Work required -
Pull out every line from the listing that has the word "chevron".

Records for processing -
....

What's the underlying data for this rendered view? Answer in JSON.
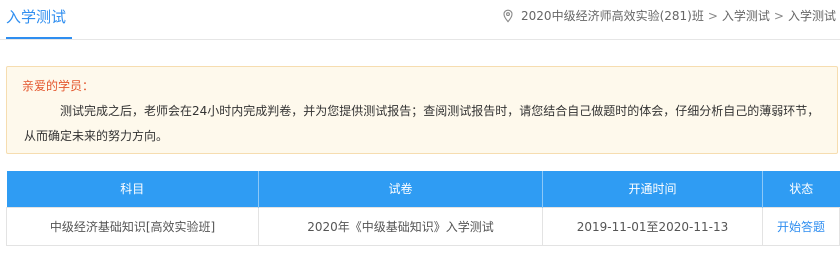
{
  "header": {
    "title": "入学测试",
    "breadcrumb": [
      "2020中级经济师高效实验(281)班",
      "入学测试",
      "入学测试"
    ],
    "separator": ">"
  },
  "notice": {
    "greeting": "亲爱的学员：",
    "body": "测试完成之后，老师会在24小时内完成判卷，并为您提供测试报告；查阅测试报告时，请您结合自己做题时的体会，仔细分析自己的薄弱环节，从而确定未来的努力方向。"
  },
  "table": {
    "headers": [
      "科目",
      "试卷",
      "开通时间",
      "状态"
    ],
    "rows": [
      {
        "subject": "中级经济基础知识[高效实验班]",
        "paper": "2020年《中级基础知识》入学测试",
        "time": "2019-11-01至2020-11-13",
        "status": "开始答题"
      }
    ]
  },
  "colors": {
    "accent": "#2f8ef0",
    "header_bg": "#2f9cf3",
    "notice_bg": "#fef9ec",
    "greeting": "#e4572e"
  },
  "icons": {
    "location": "location-pin-icon"
  }
}
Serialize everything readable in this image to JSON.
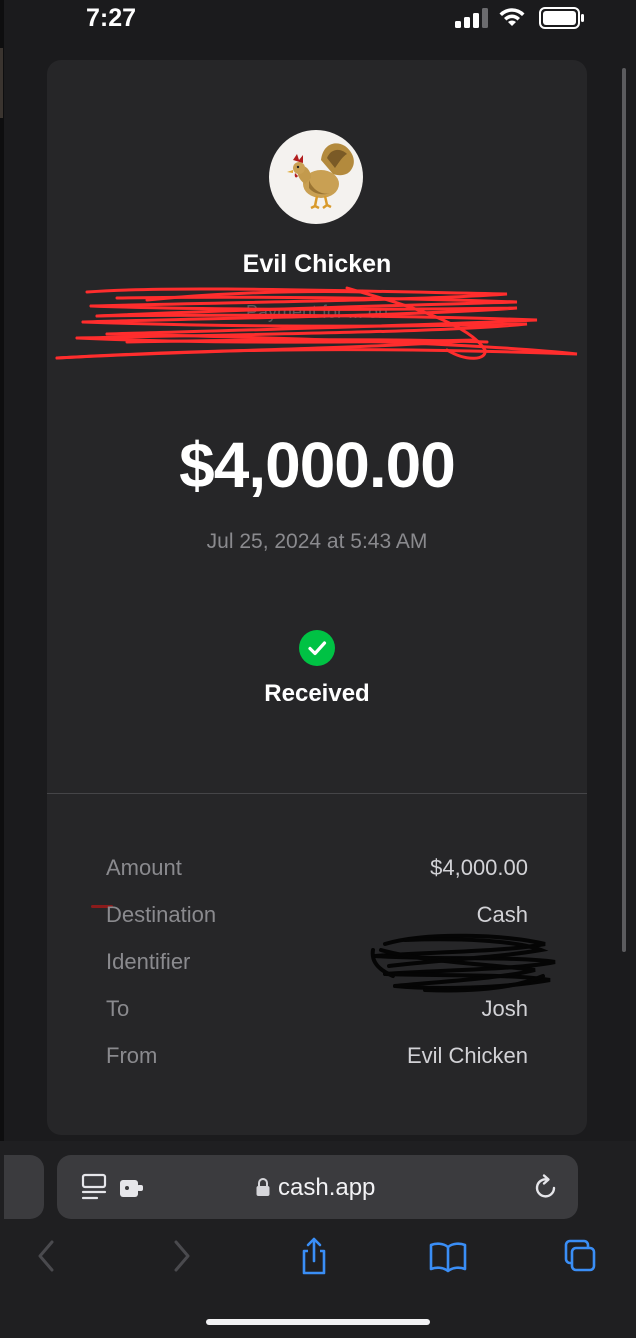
{
  "status_bar": {
    "time": "7:27",
    "signal_icon": "cellular-signal-icon",
    "wifi_icon": "wifi-icon",
    "battery_icon": "battery-icon"
  },
  "transaction": {
    "avatar_icon": "rooster-avatar-icon",
    "name": "Evil Chicken",
    "redacted_note": "Payment for ... on",
    "amount": "$4,000.00",
    "datetime": "Jul 25, 2024 at 5:43 AM",
    "status_icon": "check-circle-icon",
    "status": "Received",
    "details": [
      {
        "label": "Amount",
        "value": "$4,000.00"
      },
      {
        "label": "Destination",
        "value": "Cash"
      },
      {
        "label": "Identifier",
        "value": ""
      },
      {
        "label": "To",
        "value": "Josh"
      },
      {
        "label": "From",
        "value": "Evil Chicken"
      }
    ]
  },
  "browser": {
    "url": "cash.app",
    "reader_icon": "reader-view-icon",
    "extension_icon": "extension-icon",
    "lock_icon": "lock-icon",
    "reload_icon": "reload-icon",
    "toolbar": {
      "back_icon": "back-chevron-icon",
      "forward_icon": "forward-chevron-icon",
      "share_icon": "share-icon",
      "bookmarks_icon": "bookmarks-icon",
      "tabs_icon": "tabs-icon"
    }
  },
  "colors": {
    "background": "#1b1b1d",
    "card": "#262628",
    "success_green": "#00c244",
    "accent_blue": "#3a8ef6",
    "muted_text": "#8a8a8e"
  }
}
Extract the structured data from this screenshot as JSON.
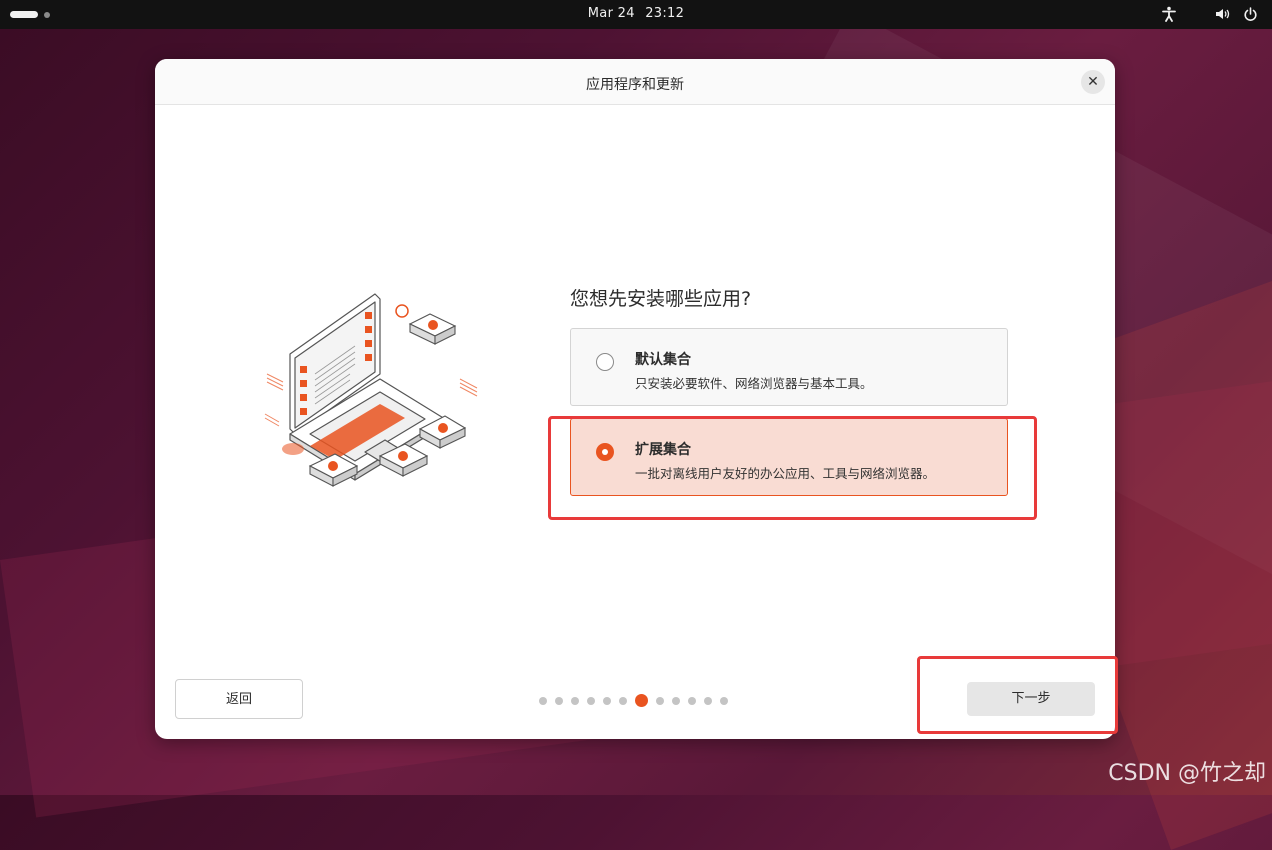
{
  "topbar": {
    "date": "Mar 24",
    "time": "23:12",
    "icons": [
      "accessibility-icon",
      "volume-icon",
      "power-icon"
    ]
  },
  "dialog": {
    "title": "应用程序和更新",
    "question": "您想先安装哪些应用?",
    "options": [
      {
        "title": "默认集合",
        "description": "只安装必要软件、网络浏览器与基本工具。",
        "selected": false
      },
      {
        "title": "扩展集合",
        "description": "一批对离线用户友好的办公应用、工具与网络浏览器。",
        "selected": true
      }
    ],
    "back_label": "返回",
    "next_label": "下一步",
    "progress": {
      "total_steps": 12,
      "current_step": 7
    }
  },
  "colors": {
    "accent": "#e95420",
    "highlight": "#e83a3a"
  },
  "watermark": "CSDN @竹之却"
}
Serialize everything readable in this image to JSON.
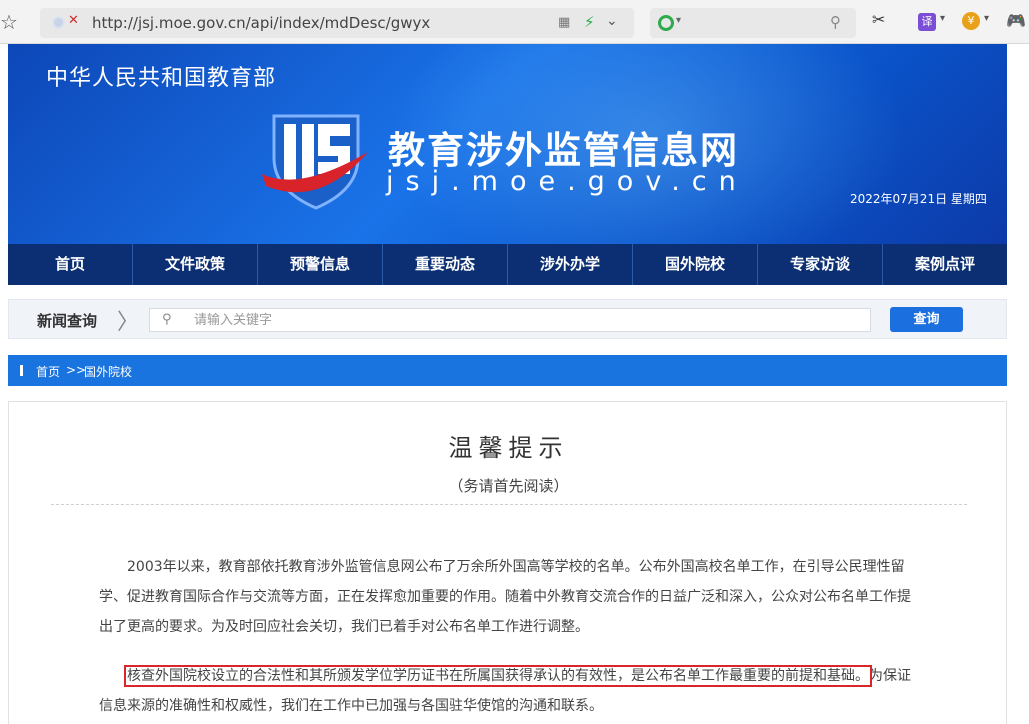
{
  "browser": {
    "url": "http://jsj.moe.gov.cn/api/index/mdDesc/gwyx",
    "translate_label": "译",
    "currency_label": "¥"
  },
  "header": {
    "ministry": "中华人民共和国教育部",
    "site_title": "教育涉外监管信息网",
    "domain": "jsj.moe.gov.cn",
    "date": "2022年07月21日  星期四"
  },
  "nav": {
    "items": [
      "首页",
      "文件政策",
      "预警信息",
      "重要动态",
      "涉外办学",
      "国外院校",
      "专家访谈",
      "案例点评"
    ]
  },
  "news_search": {
    "label": "新闻查询",
    "placeholder": "请输入关键字",
    "button": "查询"
  },
  "breadcrumb": {
    "home": "首页",
    "separator": ">>",
    "current": "国外院校"
  },
  "article": {
    "title": "温馨提示",
    "subtitle": "（务请首先阅读）",
    "para1": "2003年以来，教育部依托教育涉外监管信息网公布了万余所外国高等学校的名单。公布外国高校名单工作，在引导公民理性留学、促进教育国际合作与交流等方面，正在发挥愈加重要的作用。随着中外教育交流合作的日益广泛和深入，公众对公布名单工作提出了更高的要求。为及时回应社会关切，我们已着手对公布名单工作进行调整。",
    "para2_highlight": "核查外国院校设立的合法性和其所颁发学位学历证书在所属国获得承认的有效性，是公布名单工作最重要的前提和基础。",
    "para2_rest": "为保证信息来源的准确性和权威性，我们在工作中已加强与各国驻华使馆的沟通和联系。"
  },
  "colors": {
    "nav_bg": "#0b2f72",
    "banner_blue": "#1a73e8",
    "crumb_bg": "#1a74e0",
    "button_bg": "#1b6fde",
    "highlight_border": "#d9262a"
  }
}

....

Solved problem -
      "back_icon": "back-chevron-icon",
      "forward_icon": "forward-chevron-icon",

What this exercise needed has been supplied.